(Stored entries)
▼▼▼

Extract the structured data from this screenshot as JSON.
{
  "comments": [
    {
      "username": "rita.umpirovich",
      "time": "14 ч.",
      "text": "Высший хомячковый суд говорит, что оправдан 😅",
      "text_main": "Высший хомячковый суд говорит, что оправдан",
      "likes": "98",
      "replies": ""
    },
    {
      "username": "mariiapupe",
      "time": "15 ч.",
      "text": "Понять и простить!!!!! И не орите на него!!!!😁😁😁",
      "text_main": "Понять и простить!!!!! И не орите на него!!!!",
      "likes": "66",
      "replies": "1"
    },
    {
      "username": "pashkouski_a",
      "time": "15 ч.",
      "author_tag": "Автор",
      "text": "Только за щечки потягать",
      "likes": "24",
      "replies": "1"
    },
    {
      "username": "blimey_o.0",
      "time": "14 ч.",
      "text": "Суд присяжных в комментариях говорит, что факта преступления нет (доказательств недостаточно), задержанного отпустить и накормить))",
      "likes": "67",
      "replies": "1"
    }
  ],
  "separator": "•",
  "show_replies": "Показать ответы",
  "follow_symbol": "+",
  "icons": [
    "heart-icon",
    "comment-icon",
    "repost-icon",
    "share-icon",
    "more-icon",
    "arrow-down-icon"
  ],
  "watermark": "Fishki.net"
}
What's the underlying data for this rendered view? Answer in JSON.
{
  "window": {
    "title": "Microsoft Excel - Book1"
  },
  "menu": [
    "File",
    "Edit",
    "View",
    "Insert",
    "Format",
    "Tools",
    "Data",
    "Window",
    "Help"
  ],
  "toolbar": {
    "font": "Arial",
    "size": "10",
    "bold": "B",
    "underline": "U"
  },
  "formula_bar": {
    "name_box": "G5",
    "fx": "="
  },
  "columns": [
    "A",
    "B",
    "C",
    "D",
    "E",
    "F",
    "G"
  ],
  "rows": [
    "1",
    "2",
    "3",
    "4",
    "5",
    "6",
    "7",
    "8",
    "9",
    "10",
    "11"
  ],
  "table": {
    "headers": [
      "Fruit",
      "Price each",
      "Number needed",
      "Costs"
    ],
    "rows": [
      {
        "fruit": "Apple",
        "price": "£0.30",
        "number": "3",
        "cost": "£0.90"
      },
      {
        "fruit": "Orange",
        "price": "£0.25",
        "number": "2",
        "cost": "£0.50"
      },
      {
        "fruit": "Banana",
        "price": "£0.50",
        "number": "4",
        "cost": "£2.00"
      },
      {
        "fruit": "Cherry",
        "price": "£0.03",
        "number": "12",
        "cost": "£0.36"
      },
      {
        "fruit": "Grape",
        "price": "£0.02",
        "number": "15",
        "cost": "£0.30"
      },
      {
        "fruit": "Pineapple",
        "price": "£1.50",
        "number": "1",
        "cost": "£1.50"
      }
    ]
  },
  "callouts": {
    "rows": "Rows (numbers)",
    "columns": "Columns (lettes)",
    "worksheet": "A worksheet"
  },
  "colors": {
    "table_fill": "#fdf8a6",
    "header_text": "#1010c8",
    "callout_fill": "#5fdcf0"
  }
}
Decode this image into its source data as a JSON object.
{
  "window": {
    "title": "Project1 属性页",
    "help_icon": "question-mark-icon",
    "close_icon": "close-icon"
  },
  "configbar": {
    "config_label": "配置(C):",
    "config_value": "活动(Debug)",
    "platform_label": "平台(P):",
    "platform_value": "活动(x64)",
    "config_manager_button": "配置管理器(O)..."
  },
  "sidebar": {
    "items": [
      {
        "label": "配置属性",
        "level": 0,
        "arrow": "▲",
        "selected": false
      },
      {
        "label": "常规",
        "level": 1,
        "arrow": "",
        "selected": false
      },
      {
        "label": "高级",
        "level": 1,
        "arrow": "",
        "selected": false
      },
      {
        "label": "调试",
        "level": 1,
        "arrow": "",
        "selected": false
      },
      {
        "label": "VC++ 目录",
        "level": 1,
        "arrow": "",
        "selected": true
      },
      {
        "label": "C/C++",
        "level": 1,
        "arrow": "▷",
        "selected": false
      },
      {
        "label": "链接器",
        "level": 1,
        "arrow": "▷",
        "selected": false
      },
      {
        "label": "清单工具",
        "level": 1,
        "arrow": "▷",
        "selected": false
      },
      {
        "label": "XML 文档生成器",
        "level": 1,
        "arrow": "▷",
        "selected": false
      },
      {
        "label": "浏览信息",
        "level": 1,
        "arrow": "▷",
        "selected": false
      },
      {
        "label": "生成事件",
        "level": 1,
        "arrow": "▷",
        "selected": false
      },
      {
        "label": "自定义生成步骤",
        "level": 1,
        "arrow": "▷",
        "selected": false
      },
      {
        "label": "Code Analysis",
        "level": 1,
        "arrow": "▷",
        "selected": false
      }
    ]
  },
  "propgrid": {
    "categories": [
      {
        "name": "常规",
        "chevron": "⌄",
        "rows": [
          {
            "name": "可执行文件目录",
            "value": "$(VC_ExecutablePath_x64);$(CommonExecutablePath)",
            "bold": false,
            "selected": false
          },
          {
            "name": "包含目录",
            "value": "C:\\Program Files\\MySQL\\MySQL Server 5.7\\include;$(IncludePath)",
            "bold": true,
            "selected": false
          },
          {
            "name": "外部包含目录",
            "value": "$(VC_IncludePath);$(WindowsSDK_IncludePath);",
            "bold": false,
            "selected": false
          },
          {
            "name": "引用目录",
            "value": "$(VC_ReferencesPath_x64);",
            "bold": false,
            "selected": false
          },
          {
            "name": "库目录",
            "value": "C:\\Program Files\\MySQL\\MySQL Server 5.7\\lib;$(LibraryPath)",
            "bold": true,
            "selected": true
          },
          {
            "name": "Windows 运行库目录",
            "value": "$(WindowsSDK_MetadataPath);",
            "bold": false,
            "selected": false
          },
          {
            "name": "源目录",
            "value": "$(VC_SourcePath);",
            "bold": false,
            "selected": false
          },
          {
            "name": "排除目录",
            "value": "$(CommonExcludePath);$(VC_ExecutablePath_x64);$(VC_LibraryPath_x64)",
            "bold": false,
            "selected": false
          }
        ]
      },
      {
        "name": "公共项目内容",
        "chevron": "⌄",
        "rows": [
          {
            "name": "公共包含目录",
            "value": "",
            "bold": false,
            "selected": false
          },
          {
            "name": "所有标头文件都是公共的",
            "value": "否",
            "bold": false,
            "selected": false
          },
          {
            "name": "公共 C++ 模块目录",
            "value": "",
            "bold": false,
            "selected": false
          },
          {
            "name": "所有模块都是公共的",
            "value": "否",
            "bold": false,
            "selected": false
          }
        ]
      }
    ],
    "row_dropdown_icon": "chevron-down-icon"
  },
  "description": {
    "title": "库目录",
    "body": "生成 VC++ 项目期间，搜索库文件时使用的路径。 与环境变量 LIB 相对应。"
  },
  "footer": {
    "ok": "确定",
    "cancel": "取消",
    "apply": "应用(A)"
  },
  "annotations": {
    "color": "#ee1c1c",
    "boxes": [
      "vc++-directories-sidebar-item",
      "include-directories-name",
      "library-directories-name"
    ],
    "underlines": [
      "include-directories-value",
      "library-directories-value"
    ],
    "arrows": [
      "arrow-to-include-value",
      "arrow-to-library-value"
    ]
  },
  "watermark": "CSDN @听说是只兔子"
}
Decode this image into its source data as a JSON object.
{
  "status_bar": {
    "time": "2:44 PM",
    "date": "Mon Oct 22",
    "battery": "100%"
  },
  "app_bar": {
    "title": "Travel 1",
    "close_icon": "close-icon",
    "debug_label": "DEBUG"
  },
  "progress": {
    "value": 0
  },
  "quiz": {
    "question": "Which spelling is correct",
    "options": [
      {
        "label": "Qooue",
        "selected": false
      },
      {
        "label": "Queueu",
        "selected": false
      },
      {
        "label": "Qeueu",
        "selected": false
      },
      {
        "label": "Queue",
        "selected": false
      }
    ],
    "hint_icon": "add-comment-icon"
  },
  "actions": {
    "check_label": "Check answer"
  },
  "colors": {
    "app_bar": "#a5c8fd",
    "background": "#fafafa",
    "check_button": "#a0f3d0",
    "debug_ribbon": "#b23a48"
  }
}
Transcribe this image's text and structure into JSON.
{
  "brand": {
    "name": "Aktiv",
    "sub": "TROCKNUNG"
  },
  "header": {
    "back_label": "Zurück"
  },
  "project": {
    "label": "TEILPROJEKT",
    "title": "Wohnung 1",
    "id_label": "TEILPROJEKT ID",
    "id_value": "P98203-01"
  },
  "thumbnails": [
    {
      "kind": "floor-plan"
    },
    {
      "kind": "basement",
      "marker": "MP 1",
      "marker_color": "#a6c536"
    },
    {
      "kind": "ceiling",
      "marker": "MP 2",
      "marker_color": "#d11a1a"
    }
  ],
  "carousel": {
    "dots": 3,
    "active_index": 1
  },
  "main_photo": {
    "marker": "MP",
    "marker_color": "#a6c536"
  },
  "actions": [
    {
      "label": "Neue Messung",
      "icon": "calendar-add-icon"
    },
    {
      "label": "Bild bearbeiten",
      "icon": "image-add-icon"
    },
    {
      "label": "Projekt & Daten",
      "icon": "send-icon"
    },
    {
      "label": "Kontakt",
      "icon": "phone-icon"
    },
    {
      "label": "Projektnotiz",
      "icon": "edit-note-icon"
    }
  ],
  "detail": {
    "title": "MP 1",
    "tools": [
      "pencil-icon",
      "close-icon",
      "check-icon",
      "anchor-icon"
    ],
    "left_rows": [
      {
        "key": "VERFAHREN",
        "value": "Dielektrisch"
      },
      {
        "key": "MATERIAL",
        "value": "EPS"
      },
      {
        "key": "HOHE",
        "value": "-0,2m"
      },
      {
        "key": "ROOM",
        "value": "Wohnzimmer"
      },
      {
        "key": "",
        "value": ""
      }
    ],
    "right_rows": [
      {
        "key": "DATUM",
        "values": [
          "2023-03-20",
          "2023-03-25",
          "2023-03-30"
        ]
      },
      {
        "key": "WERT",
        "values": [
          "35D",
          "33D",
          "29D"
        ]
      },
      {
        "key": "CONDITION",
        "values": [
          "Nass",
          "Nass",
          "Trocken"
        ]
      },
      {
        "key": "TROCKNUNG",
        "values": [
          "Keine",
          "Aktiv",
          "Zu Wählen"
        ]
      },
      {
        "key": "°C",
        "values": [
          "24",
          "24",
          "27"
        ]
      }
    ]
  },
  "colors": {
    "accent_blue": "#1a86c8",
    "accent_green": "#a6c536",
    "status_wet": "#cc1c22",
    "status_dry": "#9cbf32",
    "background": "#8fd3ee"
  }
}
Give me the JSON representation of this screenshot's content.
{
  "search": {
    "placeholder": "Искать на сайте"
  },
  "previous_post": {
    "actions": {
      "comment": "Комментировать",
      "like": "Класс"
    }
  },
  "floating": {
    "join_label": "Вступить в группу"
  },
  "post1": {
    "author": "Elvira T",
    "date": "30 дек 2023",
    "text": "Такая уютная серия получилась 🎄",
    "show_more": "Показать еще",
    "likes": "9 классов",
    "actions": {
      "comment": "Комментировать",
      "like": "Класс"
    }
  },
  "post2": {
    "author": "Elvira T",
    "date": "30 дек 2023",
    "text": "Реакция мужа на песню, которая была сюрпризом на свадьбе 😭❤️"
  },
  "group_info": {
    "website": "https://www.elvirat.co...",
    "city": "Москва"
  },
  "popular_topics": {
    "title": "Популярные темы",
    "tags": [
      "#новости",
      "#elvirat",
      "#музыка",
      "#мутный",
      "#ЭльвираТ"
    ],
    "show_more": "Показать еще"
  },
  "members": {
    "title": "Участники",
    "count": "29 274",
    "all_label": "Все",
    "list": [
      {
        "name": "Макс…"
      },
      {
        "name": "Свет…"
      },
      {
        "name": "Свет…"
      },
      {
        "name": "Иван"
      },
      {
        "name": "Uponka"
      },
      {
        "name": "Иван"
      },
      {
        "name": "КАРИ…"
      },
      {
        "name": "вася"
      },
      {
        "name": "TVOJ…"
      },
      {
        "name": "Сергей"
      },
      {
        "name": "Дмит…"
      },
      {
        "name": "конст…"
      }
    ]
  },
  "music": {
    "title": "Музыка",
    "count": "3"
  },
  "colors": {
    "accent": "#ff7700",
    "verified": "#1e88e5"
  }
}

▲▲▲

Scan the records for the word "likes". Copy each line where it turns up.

- **Answer area**:
      "likes": "98",
      "likes": "66",
      "likes": "24",
      "likes": "67",
    "likes": "9 классов",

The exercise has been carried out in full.